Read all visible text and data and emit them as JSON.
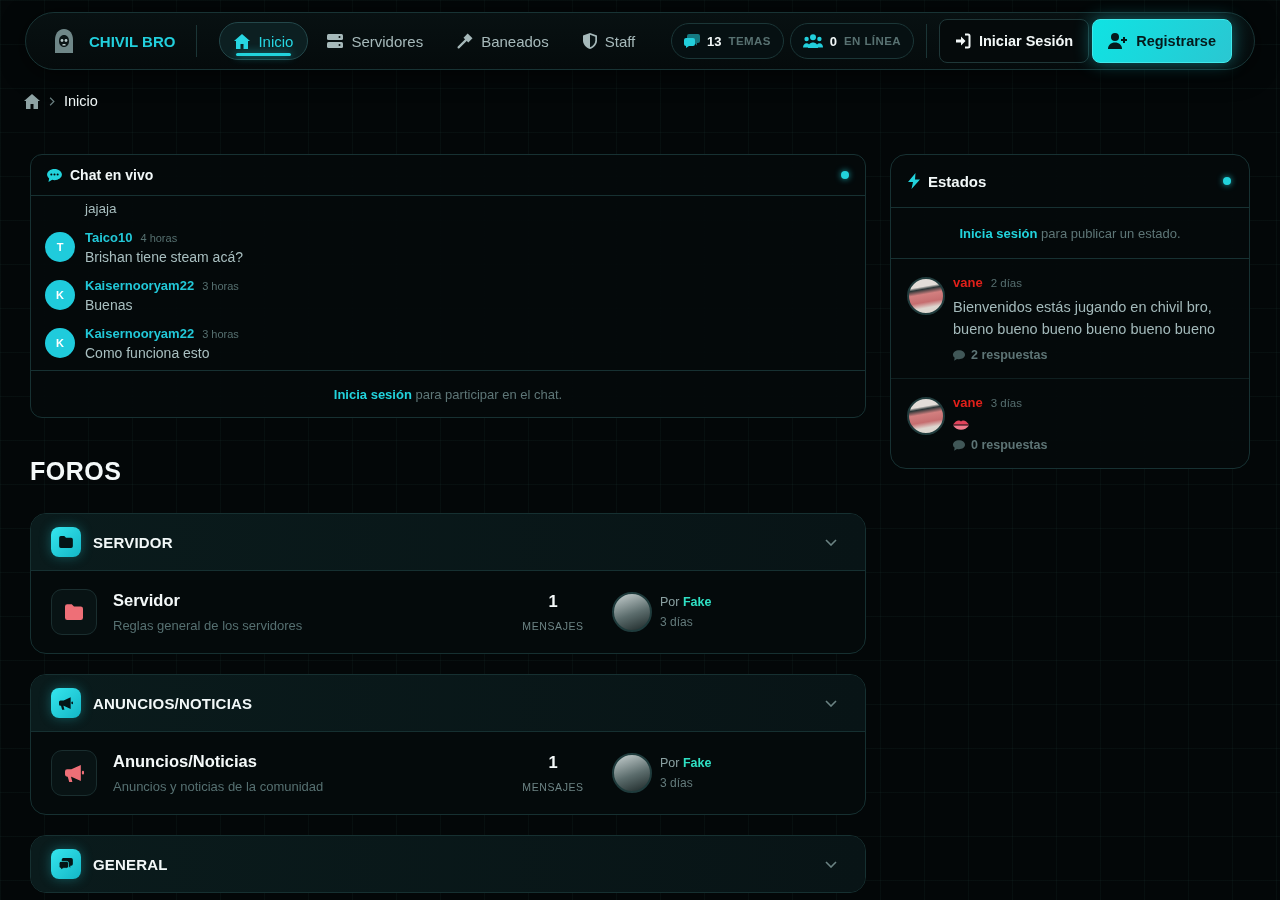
{
  "header": {
    "brand": "CHIVIL BRO",
    "nav": [
      {
        "kind": "home",
        "label": "Inicio",
        "selected": true
      },
      {
        "kind": "servers",
        "label": "Servidores",
        "selected": false
      },
      {
        "kind": "bans",
        "label": "Baneados",
        "selected": false
      },
      {
        "kind": "staff",
        "label": "Staff",
        "selected": false
      }
    ],
    "stats": [
      {
        "kind": "topics",
        "value": "13",
        "label": "TEMAS"
      },
      {
        "kind": "online",
        "value": "0",
        "label": "EN LÍNEA"
      }
    ],
    "buttons": [
      {
        "kind": "login",
        "label": "Iniciar Sesión"
      },
      {
        "kind": "register",
        "label": "Registrarse"
      }
    ]
  },
  "breadcrumb": {
    "current": "Inicio"
  },
  "chat": {
    "title": "Chat en vivo",
    "messages": [
      {
        "kind": "tail",
        "text": "jajaja"
      },
      {
        "kind": "message",
        "initial": "T",
        "author": "Taico10",
        "time": "4 horas",
        "text": "Brishan tiene steam acá?"
      },
      {
        "kind": "message",
        "initial": "K",
        "author": "Kaisernooryam22",
        "time": "3 horas",
        "text": "Buenas"
      },
      {
        "kind": "message",
        "initial": "K",
        "author": "Kaisernooryam22",
        "time": "3 horas",
        "text": "Como funciona esto"
      }
    ],
    "login_prompt": {
      "link": "Inicia sesión",
      "text": "para participar en el chat."
    }
  },
  "statuses": {
    "title": "Estados",
    "login_prompt": {
      "link": "Inicia sesión",
      "text": "para publicar un estado."
    },
    "items": [
      {
        "kind": "text",
        "author": "vane",
        "color": "#e0201a",
        "time": "2 días",
        "text": "Bienvenidos estás jugando en chivil bro, bueno bueno bueno bueno bueno bueno",
        "replies": "2 respuestas"
      },
      {
        "kind": "emoji",
        "author": "vane",
        "color": "#e0201a",
        "time": "3 días",
        "replies": "0 respuestas"
      }
    ]
  },
  "forums": {
    "title": "FOROS",
    "categories": [
      {
        "kind": "rules",
        "title": "SERVIDOR",
        "forums": [
          {
            "kind": "rules",
            "title": "Servidor",
            "description": "Reglas general de los servidores",
            "count": "1",
            "count_label": "MENSAJES",
            "last_post": {
              "by": "Por",
              "author": "Fake",
              "time": "3 días"
            }
          }
        ]
      },
      {
        "kind": "news",
        "title": "ANUNCIOS/NOTICIAS",
        "forums": [
          {
            "kind": "news",
            "title": "Anuncios/Noticias",
            "description": "Anuncios y noticias de la comunidad",
            "count": "1",
            "count_label": "MENSAJES",
            "last_post": {
              "by": "Por",
              "author": "Fake",
              "time": "3 días"
            }
          }
        ]
      },
      {
        "kind": "general",
        "title": "GENERAL"
      }
    ]
  }
}
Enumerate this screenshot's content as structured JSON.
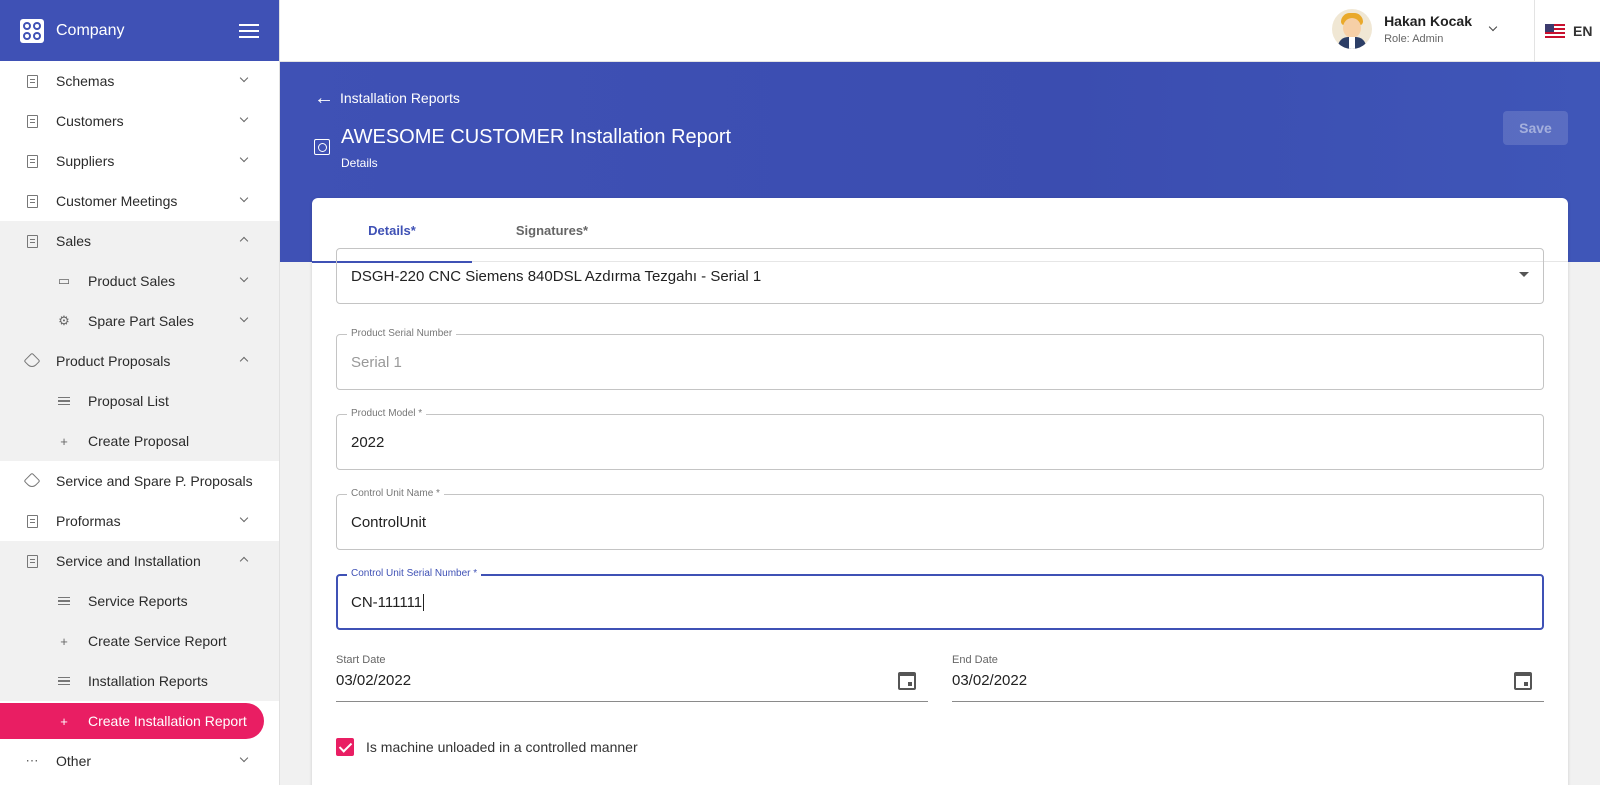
{
  "brand": {
    "name": "Company"
  },
  "sidebar": {
    "items": [
      {
        "label": "Schemas"
      },
      {
        "label": "Customers"
      },
      {
        "label": "Suppliers"
      },
      {
        "label": "Customer Meetings"
      },
      {
        "label": "Sales"
      },
      {
        "label": "Product Sales"
      },
      {
        "label": "Spare Part Sales"
      },
      {
        "label": "Product Proposals"
      },
      {
        "label": "Proposal List"
      },
      {
        "label": "Create Proposal"
      },
      {
        "label": "Service and Spare P. Proposals"
      },
      {
        "label": "Proformas"
      },
      {
        "label": "Service and Installation"
      },
      {
        "label": "Service Reports"
      },
      {
        "label": "Create Service Report"
      },
      {
        "label": "Installation Reports"
      },
      {
        "label": "Create Installation Report"
      },
      {
        "label": "Other"
      }
    ]
  },
  "user": {
    "name": "Hakan Kocak",
    "role": "Role: Admin"
  },
  "language": {
    "code": "EN"
  },
  "header": {
    "back_label": "Installation Reports",
    "title": "AWESOME CUSTOMER Installation Report",
    "subtitle": "Details",
    "save_label": "Save"
  },
  "tabs": [
    {
      "label": "Details*",
      "active": true
    },
    {
      "label": "Signatures*",
      "active": false
    }
  ],
  "form": {
    "product_select": {
      "value": "DSGH-220 CNC Siemens 840DSL Azdırma Tezgahı - Serial 1"
    },
    "serial_number": {
      "label": "Product Serial Number",
      "value": "Serial 1"
    },
    "product_model": {
      "label": "Product Model *",
      "value": "2022"
    },
    "control_unit_name": {
      "label": "Control Unit Name *",
      "value": "ControlUnit"
    },
    "control_unit_serial": {
      "label": "Control Unit Serial Number *",
      "value": "CN-111111"
    },
    "start_date": {
      "label": "Start Date",
      "value": "03/02/2022"
    },
    "end_date": {
      "label": "End Date",
      "value": "03/02/2022"
    },
    "unloaded_checkbox": {
      "label": "Is machine unloaded in a controlled manner",
      "checked": true
    }
  },
  "colors": {
    "primary": "#3f51b5",
    "accent": "#e91e63"
  }
}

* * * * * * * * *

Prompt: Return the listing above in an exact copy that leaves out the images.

The completed task:
Read all visible text and data and emit them as JSON.
{
  "header": {
    "brand": "CHIVIL BRO",
    "nav": [
      {
        "kind": "home",
        "label": "Inicio",
        "selected": true
      },
      {
        "kind": "servers",
        "label": "Servidores",
        "selected": false
      },
      {
        "kind": "bans",
        "label": "Baneados",
        "selected": false
      },
      {
        "kind": "staff",
        "label": "Staff",
        "selected": false
      }
    ],
    "stats": [
      {
        "kind": "topics",
        "value": "13",
        "label": "TEMAS"
      },
      {
        "kind": "online",
        "value": "0",
        "label": "EN LÍNEA"
      }
    ],
    "buttons": [
      {
        "kind": "login",
        "label": "Iniciar Sesión"
      },
      {
        "kind": "register",
        "label": "Registrarse"
      }
    ]
  },
  "breadcrumb": {
    "current": "Inicio"
  },
  "chat": {
    "title": "Chat en vivo",
    "messages": [
      {
        "kind": "tail",
        "text": "jajaja"
      },
      {
        "kind": "message",
        "initial": "T",
        "author": "Taico10",
        "time": "4 horas",
        "text": "Brishan tiene steam acá?"
      },
      {
        "kind": "message",
        "initial": "K",
        "author": "Kaisernooryam22",
        "time": "3 horas",
        "text": "Buenas"
      },
      {
        "kind": "message",
        "initial": "K",
        "author": "Kaisernooryam22",
        "time": "3 horas",
        "text": "Como funciona esto"
      }
    ],
    "login_prompt": {
      "link": "Inicia sesión",
      "text": "para participar en el chat."
    }
  },
  "statuses": {
    "title": "Estados",
    "login_prompt": {
      "link": "Inicia sesión",
      "text": "para publicar un estado."
    },
    "items": [
      {
        "kind": "text",
        "author": "vane",
        "color": "#e0201a",
        "time": "2 días",
        "text": "Bienvenidos estás jugando en chivil bro, bueno bueno bueno bueno bueno bueno",
        "replies": "2 respuestas"
      },
      {
        "kind": "emoji",
        "author": "vane",
        "color": "#e0201a",
        "time": "3 días",
        "replies": "0 respuestas"
      }
    ]
  },
  "forums": {
    "title": "FOROS",
    "categories": [
      {
        "kind": "rules",
        "title": "SERVIDOR",
        "forums": [
          {
            "kind": "rules",
            "title": "Servidor",
            "description": "Reglas general de los servidores",
            "count": "1",
            "count_label": "MENSAJES",
            "last_post": {
              "by": "Por",
              "author": "Fake",
              "time": "3 días"
            }
          }
        ]
      },
      {
        "kind": "news",
        "title": "ANUNCIOS/NOTICIAS",
        "forums": [
          {
            "kind": "news",
            "title": "Anuncios/Noticias",
            "description": "Anuncios y noticias de la comunidad",
            "count": "1",
            "count_label": "MENSAJES",
            "last_post": {
              "by": "Por",
              "author": "Fake",
              "time": "3 días"
            }
          }
        ]
      },
      {
        "kind": "general",
        "title": "GENERAL"
      }
    ]
  }
}
Enumerate this screenshot's content as structured JSON.
{
  "brand": {
    "name": "Company"
  },
  "sidebar": {
    "items": [
      {
        "label": "Schemas"
      },
      {
        "label": "Customers"
      },
      {
        "label": "Suppliers"
      },
      {
        "label": "Customer Meetings"
      },
      {
        "label": "Sales"
      },
      {
        "label": "Product Sales"
      },
      {
        "label": "Spare Part Sales"
      },
      {
        "label": "Product Proposals"
      },
      {
        "label": "Proposal List"
      },
      {
        "label": "Create Proposal"
      },
      {
        "label": "Service and Spare P. Proposals"
      },
      {
        "label": "Proformas"
      },
      {
        "label": "Service and Installation"
      },
      {
        "label": "Service Reports"
      },
      {
        "label": "Create Service Report"
      },
      {
        "label": "Installation Reports"
      },
      {
        "label": "Create Installation Report"
      },
      {
        "label": "Other"
      }
    ]
  },
  "user": {
    "name": "Hakan Kocak",
    "role": "Role: Admin"
  },
  "language": {
    "code": "EN"
  },
  "header": {
    "back_label": "Installation Reports",
    "title": "AWESOME CUSTOMER Installation Report",
    "subtitle": "Details",
    "save_label": "Save"
  },
  "tabs": [
    {
      "label": "Details*",
      "active": true
    },
    {
      "label": "Signatures*",
      "active": false
    }
  ],
  "form": {
    "product_select": {
      "value": "DSGH-220 CNC Siemens 840DSL Azdırma Tezgahı - Serial 1"
    },
    "serial_number": {
      "label": "Product Serial Number",
      "value": "Serial 1"
    },
    "product_model": {
      "label": "Product Model *",
      "value": "2022"
    },
    "control_unit_name": {
      "label": "Control Unit Name *",
      "value": "ControlUnit"
    },
    "control_unit_serial": {
      "label": "Control Unit Serial Number *",
      "value": "CN-111111"
    },
    "start_date": {
      "label": "Start Date",
      "value": "03/02/2022"
    },
    "end_date": {
      "label": "End Date",
      "value": "03/02/2022"
    },
    "unloaded_checkbox": {
      "label": "Is machine unloaded in a controlled manner",
      "checked": true
    }
  },
  "colors": {
    "primary": "#3f51b5",
    "accent": "#e91e63"
  }
}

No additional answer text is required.